A statement of faith must be complete enough to mark out the doctrinal parameters of the church, without being so precise that it excludes persons unnecessarily.
Even with the Christian church’s spotty record, we ignore the past at our own peril.
If anyone were to ask me, “What is the best thing in life?”, I would answer, ‘Friends’.”
Should you use the 1689 London Confession in your church? Yes, and here’s why.
Congregational? Presbyterian? Episcopalian? Presbygational? Conbypalian? Epigregyterian? I've heard them all (even made up a few myself).
"Its just as congregational as any other church," some argue. "We have a meeting of the whole church every quarter."
"No, it's Presbyterian" others say. "You have a group of pastors that makes decisions for multiple congregations."
What could centuries-old arguments have to do with cutting-edge conversations like the one we’re trying to have about multi-site churches?
Much in the multi-site movement assumes and depends upon modern communication, ease of travel, and technology.
The church is lodged in that precarious place of ambiguity and tension between these two ages, and it must live there until Jesus returns, relying only on the Word and Spirit.
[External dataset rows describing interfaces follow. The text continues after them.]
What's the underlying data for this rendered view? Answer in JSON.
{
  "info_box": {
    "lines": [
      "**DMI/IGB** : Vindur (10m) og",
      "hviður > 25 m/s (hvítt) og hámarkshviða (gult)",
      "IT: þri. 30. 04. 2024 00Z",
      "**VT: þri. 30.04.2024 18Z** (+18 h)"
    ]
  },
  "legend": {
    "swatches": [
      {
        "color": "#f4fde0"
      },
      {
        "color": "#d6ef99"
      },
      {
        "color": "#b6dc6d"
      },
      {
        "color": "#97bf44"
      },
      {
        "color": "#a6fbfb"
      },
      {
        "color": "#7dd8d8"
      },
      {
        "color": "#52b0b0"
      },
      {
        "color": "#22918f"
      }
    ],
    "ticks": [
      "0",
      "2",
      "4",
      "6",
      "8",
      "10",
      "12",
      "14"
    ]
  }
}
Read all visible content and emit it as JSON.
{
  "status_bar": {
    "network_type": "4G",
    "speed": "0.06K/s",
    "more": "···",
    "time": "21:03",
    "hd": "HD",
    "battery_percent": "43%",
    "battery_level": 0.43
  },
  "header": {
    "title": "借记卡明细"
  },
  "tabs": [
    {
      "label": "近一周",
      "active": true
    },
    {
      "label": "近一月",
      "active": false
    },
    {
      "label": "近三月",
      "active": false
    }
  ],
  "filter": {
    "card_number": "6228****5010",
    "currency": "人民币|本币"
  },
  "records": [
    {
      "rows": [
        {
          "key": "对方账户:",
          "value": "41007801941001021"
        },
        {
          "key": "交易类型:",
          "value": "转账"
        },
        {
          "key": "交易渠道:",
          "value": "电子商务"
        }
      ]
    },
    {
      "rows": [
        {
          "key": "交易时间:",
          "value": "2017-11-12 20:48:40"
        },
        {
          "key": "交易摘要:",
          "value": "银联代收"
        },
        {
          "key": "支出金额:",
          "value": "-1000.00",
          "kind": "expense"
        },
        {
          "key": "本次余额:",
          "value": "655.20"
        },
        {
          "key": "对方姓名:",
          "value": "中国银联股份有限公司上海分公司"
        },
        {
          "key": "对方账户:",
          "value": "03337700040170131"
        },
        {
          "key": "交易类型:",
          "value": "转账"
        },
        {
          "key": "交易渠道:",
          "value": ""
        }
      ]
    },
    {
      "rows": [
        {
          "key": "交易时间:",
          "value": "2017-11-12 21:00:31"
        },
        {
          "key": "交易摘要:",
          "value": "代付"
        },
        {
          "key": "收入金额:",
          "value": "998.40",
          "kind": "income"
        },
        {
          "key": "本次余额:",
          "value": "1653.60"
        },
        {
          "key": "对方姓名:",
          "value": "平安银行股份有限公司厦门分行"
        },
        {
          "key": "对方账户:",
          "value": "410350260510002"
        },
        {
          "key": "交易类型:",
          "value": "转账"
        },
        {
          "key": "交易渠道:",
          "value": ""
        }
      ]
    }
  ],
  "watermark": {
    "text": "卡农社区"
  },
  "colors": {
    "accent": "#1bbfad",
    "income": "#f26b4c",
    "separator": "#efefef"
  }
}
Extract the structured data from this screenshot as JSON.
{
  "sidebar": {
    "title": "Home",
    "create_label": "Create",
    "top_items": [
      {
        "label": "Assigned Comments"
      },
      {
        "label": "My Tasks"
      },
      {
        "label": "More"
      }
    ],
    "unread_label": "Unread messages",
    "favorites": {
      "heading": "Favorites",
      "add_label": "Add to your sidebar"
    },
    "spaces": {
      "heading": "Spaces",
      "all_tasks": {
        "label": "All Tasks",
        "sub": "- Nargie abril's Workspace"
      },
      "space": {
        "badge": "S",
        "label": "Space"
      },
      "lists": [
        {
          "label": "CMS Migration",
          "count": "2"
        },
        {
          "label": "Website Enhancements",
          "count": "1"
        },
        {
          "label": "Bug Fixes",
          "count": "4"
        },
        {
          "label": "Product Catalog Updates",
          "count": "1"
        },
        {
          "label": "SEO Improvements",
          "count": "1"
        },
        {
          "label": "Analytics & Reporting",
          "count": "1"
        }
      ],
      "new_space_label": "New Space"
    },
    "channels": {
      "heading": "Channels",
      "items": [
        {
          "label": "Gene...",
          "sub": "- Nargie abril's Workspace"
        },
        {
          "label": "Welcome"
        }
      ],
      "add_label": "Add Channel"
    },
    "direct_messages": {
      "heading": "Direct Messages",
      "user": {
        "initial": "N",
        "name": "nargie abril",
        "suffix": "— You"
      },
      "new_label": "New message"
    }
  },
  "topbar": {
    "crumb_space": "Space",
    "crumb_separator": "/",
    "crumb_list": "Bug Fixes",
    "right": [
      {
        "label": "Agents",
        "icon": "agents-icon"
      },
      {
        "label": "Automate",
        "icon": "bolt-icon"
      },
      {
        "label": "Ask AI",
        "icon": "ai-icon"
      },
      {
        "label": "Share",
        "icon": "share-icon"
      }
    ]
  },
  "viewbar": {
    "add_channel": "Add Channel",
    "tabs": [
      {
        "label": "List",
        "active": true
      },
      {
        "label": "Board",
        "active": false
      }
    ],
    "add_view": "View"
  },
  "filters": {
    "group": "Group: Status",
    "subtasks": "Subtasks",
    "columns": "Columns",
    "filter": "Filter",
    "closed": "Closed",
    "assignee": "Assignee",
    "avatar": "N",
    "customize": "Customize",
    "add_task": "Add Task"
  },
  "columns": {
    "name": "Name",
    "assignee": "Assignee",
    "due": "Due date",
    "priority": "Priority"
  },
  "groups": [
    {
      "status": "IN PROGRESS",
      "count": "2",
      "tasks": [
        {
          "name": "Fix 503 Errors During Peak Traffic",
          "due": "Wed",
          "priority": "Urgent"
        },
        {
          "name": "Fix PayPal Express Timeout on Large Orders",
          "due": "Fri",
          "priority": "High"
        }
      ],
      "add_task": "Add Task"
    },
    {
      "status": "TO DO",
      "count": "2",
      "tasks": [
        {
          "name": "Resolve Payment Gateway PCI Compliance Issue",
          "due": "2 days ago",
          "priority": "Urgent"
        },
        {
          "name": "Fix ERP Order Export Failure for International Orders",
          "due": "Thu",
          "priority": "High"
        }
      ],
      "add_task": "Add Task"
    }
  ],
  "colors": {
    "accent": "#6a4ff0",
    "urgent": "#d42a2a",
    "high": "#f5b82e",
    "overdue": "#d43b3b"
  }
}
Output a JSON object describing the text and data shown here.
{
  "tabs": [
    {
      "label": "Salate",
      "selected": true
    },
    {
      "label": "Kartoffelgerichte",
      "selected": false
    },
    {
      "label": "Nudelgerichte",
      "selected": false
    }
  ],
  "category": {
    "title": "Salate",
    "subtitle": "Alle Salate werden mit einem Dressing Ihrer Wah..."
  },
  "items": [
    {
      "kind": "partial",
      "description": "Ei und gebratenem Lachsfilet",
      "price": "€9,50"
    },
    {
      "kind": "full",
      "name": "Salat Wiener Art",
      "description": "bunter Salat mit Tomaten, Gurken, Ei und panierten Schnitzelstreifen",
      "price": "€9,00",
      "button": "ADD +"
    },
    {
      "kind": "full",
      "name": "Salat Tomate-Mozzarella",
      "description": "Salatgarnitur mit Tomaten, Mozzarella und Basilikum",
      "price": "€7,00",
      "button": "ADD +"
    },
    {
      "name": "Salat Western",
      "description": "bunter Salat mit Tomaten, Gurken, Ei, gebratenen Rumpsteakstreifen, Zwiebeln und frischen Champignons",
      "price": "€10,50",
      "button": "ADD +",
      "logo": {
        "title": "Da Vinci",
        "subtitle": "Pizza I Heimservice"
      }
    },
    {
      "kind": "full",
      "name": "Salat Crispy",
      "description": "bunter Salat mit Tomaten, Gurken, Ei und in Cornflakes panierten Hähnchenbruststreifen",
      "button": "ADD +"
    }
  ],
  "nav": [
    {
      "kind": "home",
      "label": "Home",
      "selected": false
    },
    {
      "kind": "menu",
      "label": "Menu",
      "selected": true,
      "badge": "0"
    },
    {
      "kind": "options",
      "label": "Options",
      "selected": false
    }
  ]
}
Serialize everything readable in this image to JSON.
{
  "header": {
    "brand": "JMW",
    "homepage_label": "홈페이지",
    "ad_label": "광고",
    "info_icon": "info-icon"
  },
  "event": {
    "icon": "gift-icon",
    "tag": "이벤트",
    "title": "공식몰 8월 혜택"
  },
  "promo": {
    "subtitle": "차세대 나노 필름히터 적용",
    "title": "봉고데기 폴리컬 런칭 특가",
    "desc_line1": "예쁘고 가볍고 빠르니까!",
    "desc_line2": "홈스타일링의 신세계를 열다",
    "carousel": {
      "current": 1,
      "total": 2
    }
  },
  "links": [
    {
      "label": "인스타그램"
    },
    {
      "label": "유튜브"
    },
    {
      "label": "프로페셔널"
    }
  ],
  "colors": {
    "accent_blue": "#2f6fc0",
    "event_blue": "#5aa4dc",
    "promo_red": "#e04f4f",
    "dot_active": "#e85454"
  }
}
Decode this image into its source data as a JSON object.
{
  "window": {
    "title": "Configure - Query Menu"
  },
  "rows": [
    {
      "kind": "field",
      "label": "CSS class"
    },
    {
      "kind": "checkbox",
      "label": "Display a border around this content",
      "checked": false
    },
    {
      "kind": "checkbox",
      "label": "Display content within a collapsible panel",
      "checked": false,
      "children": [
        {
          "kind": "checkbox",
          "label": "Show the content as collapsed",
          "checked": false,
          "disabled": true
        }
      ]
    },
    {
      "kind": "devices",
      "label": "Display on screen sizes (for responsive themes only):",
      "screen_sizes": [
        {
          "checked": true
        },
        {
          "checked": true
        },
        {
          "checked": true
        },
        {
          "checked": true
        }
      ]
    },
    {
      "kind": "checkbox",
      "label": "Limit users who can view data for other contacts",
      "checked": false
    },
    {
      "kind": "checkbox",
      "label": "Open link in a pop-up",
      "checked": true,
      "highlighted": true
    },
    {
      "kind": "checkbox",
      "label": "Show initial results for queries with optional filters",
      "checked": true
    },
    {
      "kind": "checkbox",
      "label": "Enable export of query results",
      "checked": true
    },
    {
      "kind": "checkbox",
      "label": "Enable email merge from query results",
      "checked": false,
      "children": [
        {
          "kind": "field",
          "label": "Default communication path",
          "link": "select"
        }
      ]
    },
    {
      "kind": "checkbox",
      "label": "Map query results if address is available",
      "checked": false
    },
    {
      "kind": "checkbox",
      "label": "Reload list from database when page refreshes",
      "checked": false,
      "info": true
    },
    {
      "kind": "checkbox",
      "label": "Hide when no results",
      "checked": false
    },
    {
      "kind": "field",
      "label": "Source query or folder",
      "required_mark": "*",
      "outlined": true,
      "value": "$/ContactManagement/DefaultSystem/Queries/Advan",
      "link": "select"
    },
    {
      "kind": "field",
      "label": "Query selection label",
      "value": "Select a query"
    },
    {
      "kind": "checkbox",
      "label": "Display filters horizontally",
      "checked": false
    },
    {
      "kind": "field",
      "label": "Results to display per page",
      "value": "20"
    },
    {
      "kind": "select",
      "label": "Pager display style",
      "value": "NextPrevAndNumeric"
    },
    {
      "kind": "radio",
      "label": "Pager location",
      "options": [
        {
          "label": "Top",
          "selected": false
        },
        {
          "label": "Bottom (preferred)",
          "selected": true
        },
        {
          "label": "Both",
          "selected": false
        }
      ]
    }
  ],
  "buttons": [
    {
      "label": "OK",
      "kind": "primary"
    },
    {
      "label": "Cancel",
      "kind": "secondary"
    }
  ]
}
A new day is dawning, and we are seeing signs of strong leadership arising from outside the West.
A pastor can recognize the necessity of a healthy devotional life, but have unhealthy motives for making sure that it happens.
The Internet has created new opportunities for Fundamentalists and conservative Evangelicals to gain mutual appreciation and understanding.
One must differentiate between fundamentalism as an idea and fundamentalism as a movement.
Behind the centrality of expositional preaching is the assumption of the authority and truthfulness of God’s Word.
People are willing to pay money to others who will never lead them to the Savior of the World. But that must change.